  3. Brian: The loss function is a function of the estimator and parameter that takes positive values if the two don't coincide, and zero value only if they do. When we use OLS we're implicitly using a quadratic loss function. We might also have an absolute error loss structure, for example. A zero-one loss is where the loss ia zero if the estimator is within an epsilon of the target parameter, but it jumps to one (or any constant positive value) as soon as we are any amount further away than that.

    Loss functions take their values randomly, because they are a function of the random estimator (or, more generally, the random decision rule). So, we typically take the expected value of the loss, and this gives us what we call the risk function. The risk function associated with a quadratic loss is what we usually call mean squared error.

    Now, suppose we agree on a loss function, to keep the playing field level. Now consider an estimator and evaluate its risk. This will be a function of the unknown parameter. If there exists ANY other estimator whose risk is no greater than the risk of our estimtor for any value of the parameter, and whose risk is striclt less than that of our stimator for at least some value of the parameter, then this makes our estimator "inadmissible". It's dominated by the other estimator. We wouldn't want to use it.

    An estimator is "admissible" if it's not inadmissible. The second estimator ablove need not be admissible - it could be dominated in turn by some other estimator. But it makes our estimator look pretty bad.

    All Bayes rules (estimators) that use a "proper" prior (the prior density integrates to one) are admissible by construction. So, that's a rather nice property.

    Back in the 60's Stein showed that under quadatic loss the OLS estimator is inadmissible if you have more than 2 regressors. The family of Stein-rule estimators all dominate OLS in this sense. SR estimators are in turn dominated by the "positive-part" SR estimator. The inadmissibiliy of OLS was subsequently shown to hold under a range of other loss function. In fact, inadmissibility under quadratic loss is enough to be troubliny, as it's a quadratic loss that we have in mind when we minimize the sum of the SQUARED residuals!

    I hope this answers your queries.

    1. Thanks Dave, that made sense.

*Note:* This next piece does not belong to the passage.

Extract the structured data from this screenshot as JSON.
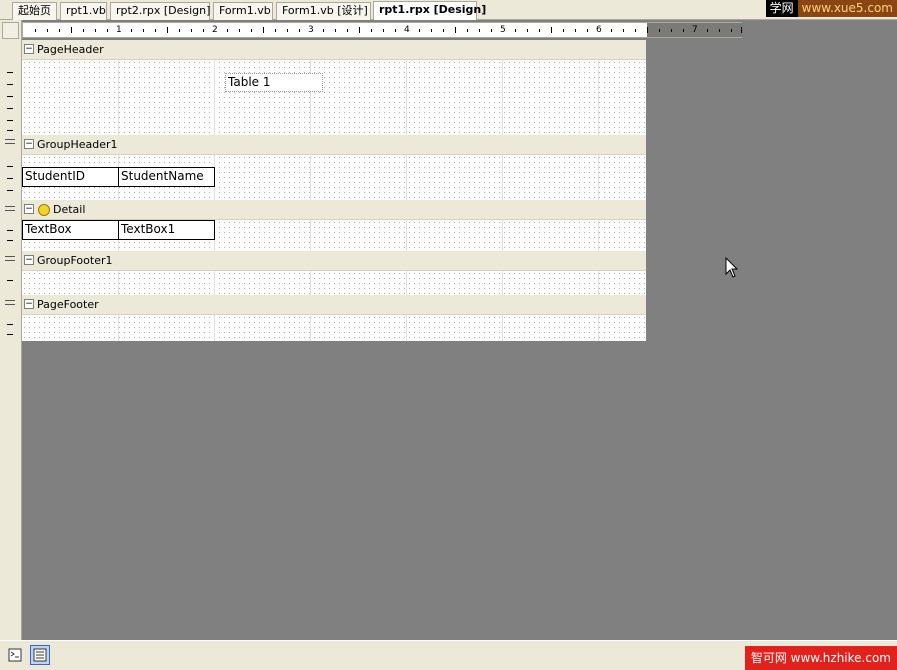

  4. Brian - I should have also said that Bayes estimators are selected so as to minimize posterior expected loss. This quantity is the average loss, where the average is taken using the posterior distribution, not the data density as the "weighting function". So it's different from risk.

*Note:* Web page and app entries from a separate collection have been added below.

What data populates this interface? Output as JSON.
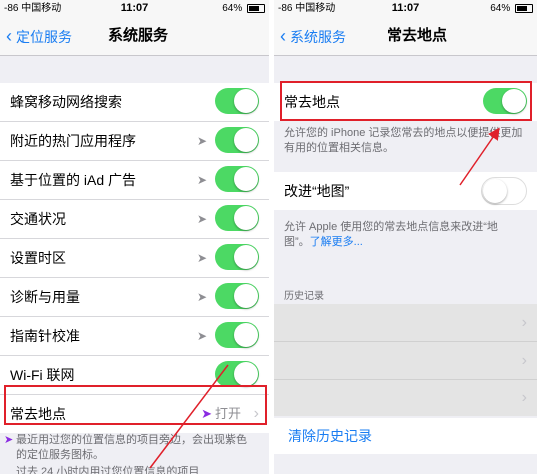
{
  "left": {
    "statusbar": {
      "carrier": "-86 中国移动",
      "time": "11:07",
      "battery": "64%"
    },
    "nav": {
      "back": "定位服务",
      "title": "系统服务"
    },
    "rows": [
      {
        "label": "蜂窝移动网络搜索",
        "toggle": true,
        "arrow": false
      },
      {
        "label": "附近的热门应用程序",
        "toggle": true,
        "arrow": true
      },
      {
        "label": "基于位置的 iAd 广告",
        "toggle": true,
        "arrow": true
      },
      {
        "label": "交通状况",
        "toggle": true,
        "arrow": true
      },
      {
        "label": "设置时区",
        "toggle": true,
        "arrow": true
      },
      {
        "label": "诊断与用量",
        "toggle": true,
        "arrow": true
      },
      {
        "label": "指南针校准",
        "toggle": true,
        "arrow": true
      },
      {
        "label": "Wi-Fi 联网",
        "toggle": true,
        "arrow": false
      },
      {
        "label": "常去地点",
        "value": "打开"
      }
    ],
    "footer1": "最近用过您的位置信息的项目旁边，会出现紫色的定位服务图标。",
    "footer2": "过去 24 小时内用过您位置信息的项目"
  },
  "right": {
    "statusbar": {
      "carrier": "-86 中国移动",
      "time": "11:07",
      "battery": "64%"
    },
    "nav": {
      "back": "系统服务",
      "title": "常去地点"
    },
    "row_main": {
      "label": "常去地点",
      "toggle": true
    },
    "desc1": "允许您的 iPhone 记录您常去的地点以便提供更加有用的位置相关信息。",
    "row_map": {
      "label": "改进“地图”",
      "toggle": false
    },
    "desc2": "允许 Apple 使用您的常去地点信息来改进“地图”。",
    "desc2_link": "了解更多...",
    "history_header": "历史记录",
    "clear_history": "清除历史记录"
  }
}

    If we have a quadratic loss function the the posterior expected loss is minimized by selecting by estimating the parameter using the mean of the posterior density. With an absolute error loss, the Bayes estimator is the median of the posterior density; and with a zero-one loss, the Bayes estimator is the mode of the posterior.

  5. Nice article, thanks for the information.